◆ RECORDS TO USE:
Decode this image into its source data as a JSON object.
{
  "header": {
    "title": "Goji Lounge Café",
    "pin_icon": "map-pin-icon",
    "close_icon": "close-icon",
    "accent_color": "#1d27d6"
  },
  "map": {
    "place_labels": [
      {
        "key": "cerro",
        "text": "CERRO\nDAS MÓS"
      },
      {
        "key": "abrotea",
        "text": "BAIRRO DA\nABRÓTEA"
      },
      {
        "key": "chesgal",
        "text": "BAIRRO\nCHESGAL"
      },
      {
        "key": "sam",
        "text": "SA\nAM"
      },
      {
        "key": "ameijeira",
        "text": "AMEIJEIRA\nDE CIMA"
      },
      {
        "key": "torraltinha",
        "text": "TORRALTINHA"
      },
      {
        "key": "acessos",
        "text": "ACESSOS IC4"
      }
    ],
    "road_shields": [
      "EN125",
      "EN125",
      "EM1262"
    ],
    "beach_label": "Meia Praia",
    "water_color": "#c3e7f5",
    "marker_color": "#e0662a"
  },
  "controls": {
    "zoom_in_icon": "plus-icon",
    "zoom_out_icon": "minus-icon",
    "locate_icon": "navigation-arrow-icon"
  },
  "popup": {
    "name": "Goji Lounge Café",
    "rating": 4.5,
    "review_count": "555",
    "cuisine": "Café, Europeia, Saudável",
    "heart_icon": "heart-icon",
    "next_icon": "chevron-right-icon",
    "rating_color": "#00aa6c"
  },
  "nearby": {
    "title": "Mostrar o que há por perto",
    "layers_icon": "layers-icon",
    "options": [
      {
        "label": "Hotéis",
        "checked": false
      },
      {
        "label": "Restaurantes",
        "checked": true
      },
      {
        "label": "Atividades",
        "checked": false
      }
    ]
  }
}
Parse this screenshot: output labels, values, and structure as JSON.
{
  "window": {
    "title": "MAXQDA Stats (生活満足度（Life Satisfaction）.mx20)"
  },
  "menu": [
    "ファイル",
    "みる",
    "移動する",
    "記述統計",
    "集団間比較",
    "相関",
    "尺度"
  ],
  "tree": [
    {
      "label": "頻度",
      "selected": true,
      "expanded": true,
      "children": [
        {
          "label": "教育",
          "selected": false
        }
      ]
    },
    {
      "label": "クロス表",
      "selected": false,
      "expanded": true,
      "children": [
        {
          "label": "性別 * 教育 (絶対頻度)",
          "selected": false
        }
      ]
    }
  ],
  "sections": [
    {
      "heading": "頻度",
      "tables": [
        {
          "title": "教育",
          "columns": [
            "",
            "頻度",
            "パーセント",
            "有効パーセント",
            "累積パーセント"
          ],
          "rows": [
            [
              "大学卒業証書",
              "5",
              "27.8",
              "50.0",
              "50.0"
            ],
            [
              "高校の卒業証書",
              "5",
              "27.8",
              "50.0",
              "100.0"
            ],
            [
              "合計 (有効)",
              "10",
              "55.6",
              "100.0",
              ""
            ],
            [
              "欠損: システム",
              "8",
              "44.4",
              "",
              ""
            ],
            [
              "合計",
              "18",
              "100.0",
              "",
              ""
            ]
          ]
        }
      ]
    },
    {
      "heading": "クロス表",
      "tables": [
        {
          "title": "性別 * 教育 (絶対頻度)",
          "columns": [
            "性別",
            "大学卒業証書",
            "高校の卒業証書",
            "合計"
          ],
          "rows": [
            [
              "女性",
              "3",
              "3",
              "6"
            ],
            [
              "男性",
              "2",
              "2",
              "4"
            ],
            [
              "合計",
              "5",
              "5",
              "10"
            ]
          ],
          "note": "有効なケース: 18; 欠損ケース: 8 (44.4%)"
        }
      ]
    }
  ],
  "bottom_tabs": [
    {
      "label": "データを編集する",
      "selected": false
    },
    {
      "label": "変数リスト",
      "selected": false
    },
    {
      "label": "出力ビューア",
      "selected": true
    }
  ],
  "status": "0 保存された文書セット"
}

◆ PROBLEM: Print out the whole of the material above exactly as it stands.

◆ ANSWER SECTION:
Decode this image into its source data as a JSON object.
{
  "header": {
    "title": "Goji Lounge Café",
    "pin_icon": "map-pin-icon",
    "close_icon": "close-icon",
    "accent_color": "#1d27d6"
  },
  "map": {
    "place_labels": [
      {
        "key": "cerro",
        "text": "CERRO\nDAS MÓS"
      },
      {
        "key": "abrotea",
        "text": "BAIRRO DA\nABRÓTEA"
      },
      {
        "key": "chesgal",
        "text": "BAIRRO\nCHESGAL"
      },
      {
        "key": "sam",
        "text": "SA\nAM"
      },
      {
        "key": "ameijeira",
        "text": "AMEIJEIRA\nDE CIMA"
      },
      {
        "key": "torraltinha",
        "text": "TORRALTINHA"
      },
      {
        "key": "acessos",
        "text": "ACESSOS IC4"
      }
    ],
    "road_shields": [
      "EN125",
      "EN125",
      "EM1262"
    ],
    "beach_label": "Meia Praia",
    "water_color": "#c3e7f5",
    "marker_color": "#e0662a"
  },
  "controls": {
    "zoom_in_icon": "plus-icon",
    "zoom_out_icon": "minus-icon",
    "locate_icon": "navigation-arrow-icon"
  },
  "popup": {
    "name": "Goji Lounge Café",
    "rating": 4.5,
    "review_count": "555",
    "cuisine": "Café, Europeia, Saudável",
    "heart_icon": "heart-icon",
    "next_icon": "chevron-right-icon",
    "rating_color": "#00aa6c"
  },
  "nearby": {
    "title": "Mostrar o que há por perto",
    "layers_icon": "layers-icon",
    "options": [
      {
        "label": "Hotéis",
        "checked": false
      },
      {
        "label": "Restaurantes",
        "checked": true
      },
      {
        "label": "Atividades",
        "checked": false
      }
    ]
  }
}
Parse this screenshot: output labels, values, and structure as JSON.
{
  "window": {
    "title": "MAXQDA Stats (生活満足度（Life Satisfaction）.mx20)"
  },
  "menu": [
    "ファイル",
    "みる",
    "移動する",
    "記述統計",
    "集団間比較",
    "相関",
    "尺度"
  ],
  "tree": [
    {
      "label": "頻度",
      "selected": true,
      "expanded": true,
      "children": [
        {
          "label": "教育",
          "selected": false
        }
      ]
    },
    {
      "label": "クロス表",
      "selected": false,
      "expanded": true,
      "children": [
        {
          "label": "性別 * 教育 (絶対頻度)",
          "selected": false
        }
      ]
    }
  ],
  "sections": [
    {
      "heading": "頻度",
      "tables": [
        {
          "title": "教育",
          "columns": [
            "",
            "頻度",
            "パーセント",
            "有効パーセント",
            "累積パーセント"
          ],
          "rows": [
            [
              "大学卒業証書",
              "5",
              "27.8",
              "50.0",
              "50.0"
            ],
            [
              "高校の卒業証書",
              "5",
              "27.8",
              "50.0",
              "100.0"
            ],
            [
              "合計 (有効)",
              "10",
              "55.6",
              "100.0",
              ""
            ],
            [
              "欠損: システム",
              "8",
              "44.4",
              "",
              ""
            ],
            [
              "合計",
              "18",
              "100.0",
              "",
              ""
            ]
          ]
        }
      ]
    },
    {
      "heading": "クロス表",
      "tables": [
        {
          "title": "性別 * 教育 (絶対頻度)",
          "columns": [
            "性別",
            "大学卒業証書",
            "高校の卒業証書",
            "合計"
          ],
          "rows": [
            [
              "女性",
              "3",
              "3",
              "6"
            ],
            [
              "男性",
              "2",
              "2",
              "4"
            ],
            [
              "合計",
              "5",
              "5",
              "10"
            ]
          ],
          "note": "有効なケース: 18; 欠損ケース: 8 (44.4%)"
        }
      ]
    }
  ],
  "bottom_tabs": [
    {
      "label": "データを編集する",
      "selected": false
    },
    {
      "label": "変数リスト",
      "selected": false
    },
    {
      "label": "出力ビューア",
      "selected": true
    }
  ],
  "status": "0 保存された文書セット"
}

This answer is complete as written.